I need to clarify a methodological issue here right away. I have written about this several times before – why is it still impossible to buy an artificial manager? What is it about management science that it doesn’t evolve like other sciences and can’t automate the work of a manager?

First, several methodological problems in management science have emerged in recent decades. These problems include Koontz’s “jungle of theories” [1], high subjectivity in theories [2], “overproduction of truth” [3], chaos in definitions and scientific language [4], building “islands of knowledge” instead of developing a stable model of reality [5]. Second, the dominance of the study of organizational reality based on the situation at a particular time, leading to a static and momentary assessment of reality, and the excessive influence of theorists’ subjectivity on theory in management science [6]. Third, the incommensurability of the entire management sciences, especially in terms of methods of conducting research and interpreting their results, is not conducive to building a stable knowledge of what a team manager really does.

If we solved these problems, knew what a team manager really does, and could imitate him in team management, we could implement a kind of automation of team management recorded managerial behavior. Returning to the classic management point of view, this would be a true realization of Drucker’s words that in Drucker’s future, that in the future “computers” will not only make decisions, but will do much more.

The above organizational problems are solved by the concept of the system of organizational terms, described in part on this blog and in detail in my book:

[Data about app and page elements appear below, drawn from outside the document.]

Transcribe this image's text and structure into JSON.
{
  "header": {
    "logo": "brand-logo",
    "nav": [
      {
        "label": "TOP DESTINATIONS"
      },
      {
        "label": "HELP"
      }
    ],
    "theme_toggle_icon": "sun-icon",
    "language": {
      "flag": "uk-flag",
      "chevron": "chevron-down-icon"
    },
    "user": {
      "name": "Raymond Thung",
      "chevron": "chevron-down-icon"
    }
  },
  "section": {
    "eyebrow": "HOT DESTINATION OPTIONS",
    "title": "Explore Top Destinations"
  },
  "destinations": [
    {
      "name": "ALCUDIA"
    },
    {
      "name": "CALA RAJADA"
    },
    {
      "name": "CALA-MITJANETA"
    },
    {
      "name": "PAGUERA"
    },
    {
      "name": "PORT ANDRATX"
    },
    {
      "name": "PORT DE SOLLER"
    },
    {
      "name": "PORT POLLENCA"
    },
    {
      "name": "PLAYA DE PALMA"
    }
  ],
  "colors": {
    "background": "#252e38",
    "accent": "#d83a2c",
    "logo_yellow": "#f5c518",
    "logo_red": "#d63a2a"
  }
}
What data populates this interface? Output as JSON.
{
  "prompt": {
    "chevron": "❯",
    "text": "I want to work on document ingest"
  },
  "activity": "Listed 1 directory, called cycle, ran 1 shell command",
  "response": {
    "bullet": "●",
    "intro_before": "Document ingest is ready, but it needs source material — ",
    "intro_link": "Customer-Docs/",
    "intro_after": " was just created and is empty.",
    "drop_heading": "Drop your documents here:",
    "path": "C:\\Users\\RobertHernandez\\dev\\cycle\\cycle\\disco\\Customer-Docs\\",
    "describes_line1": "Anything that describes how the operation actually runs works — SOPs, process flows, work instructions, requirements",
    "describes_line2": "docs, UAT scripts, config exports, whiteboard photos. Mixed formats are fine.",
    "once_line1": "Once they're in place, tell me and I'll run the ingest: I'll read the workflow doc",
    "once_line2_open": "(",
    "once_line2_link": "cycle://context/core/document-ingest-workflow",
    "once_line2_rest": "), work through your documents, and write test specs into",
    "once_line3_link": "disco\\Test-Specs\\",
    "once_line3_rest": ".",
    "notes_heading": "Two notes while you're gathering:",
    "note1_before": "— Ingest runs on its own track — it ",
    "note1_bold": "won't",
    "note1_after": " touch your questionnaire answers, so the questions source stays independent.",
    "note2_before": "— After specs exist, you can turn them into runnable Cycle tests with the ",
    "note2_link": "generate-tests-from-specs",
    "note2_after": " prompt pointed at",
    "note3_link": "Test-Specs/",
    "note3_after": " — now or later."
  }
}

Flak, O. (2018). Układ wielkości organizacyjnych. Koncepcja metodologiczna badania rzeczywistości organizacyjnej.  (System of organizational terms. A methodological concept for studying organizational reality). Katowice: Wydawnictwo Uniwersytetu Śląskiego, pages 478, ISBN 978-83-226-3322-9

You can also find a brief description of the organizational size system in this article:

Flak, O., System of Organizational Terms as a Theoretical Foundation for Team Management Automation

[1] Henry Koontz. 1961. The Management Theory Jungle. The Journal of the Academy of Management. Vol. 4, 3 (Dec 1961), 174-188. DOI:

[2] Herbert G. Hicks and Friedhelm Goronzy. 1967. On methodology in the study of management and organization. Academy of Management Journal. Vol. 10, 4 (Nov 1967), 371-384. DOI:

[3] Per Darmer. 2000. The subject(ivity) of management. Journal of Organizational Change Management. Vol. 13, 4 (Aug 2000), 334-351. DOI:

[4] Robert Hodge. 2003. Towards a postmodern science of language. Social Semiotic. Vol. 13, 3 (Jun 2003), 241-262. DOI:

[5] Marcelo Gleiser, 2014. The island of knowledge: the limits of science and the search for meaning. Basic Books, New York. DOI: [6] Stanisław Sudoł. 2010. Main Dilemmas of Management Science. Organization and Management. Vol. 1, 139 (Jan 2010), 7-22. DOI: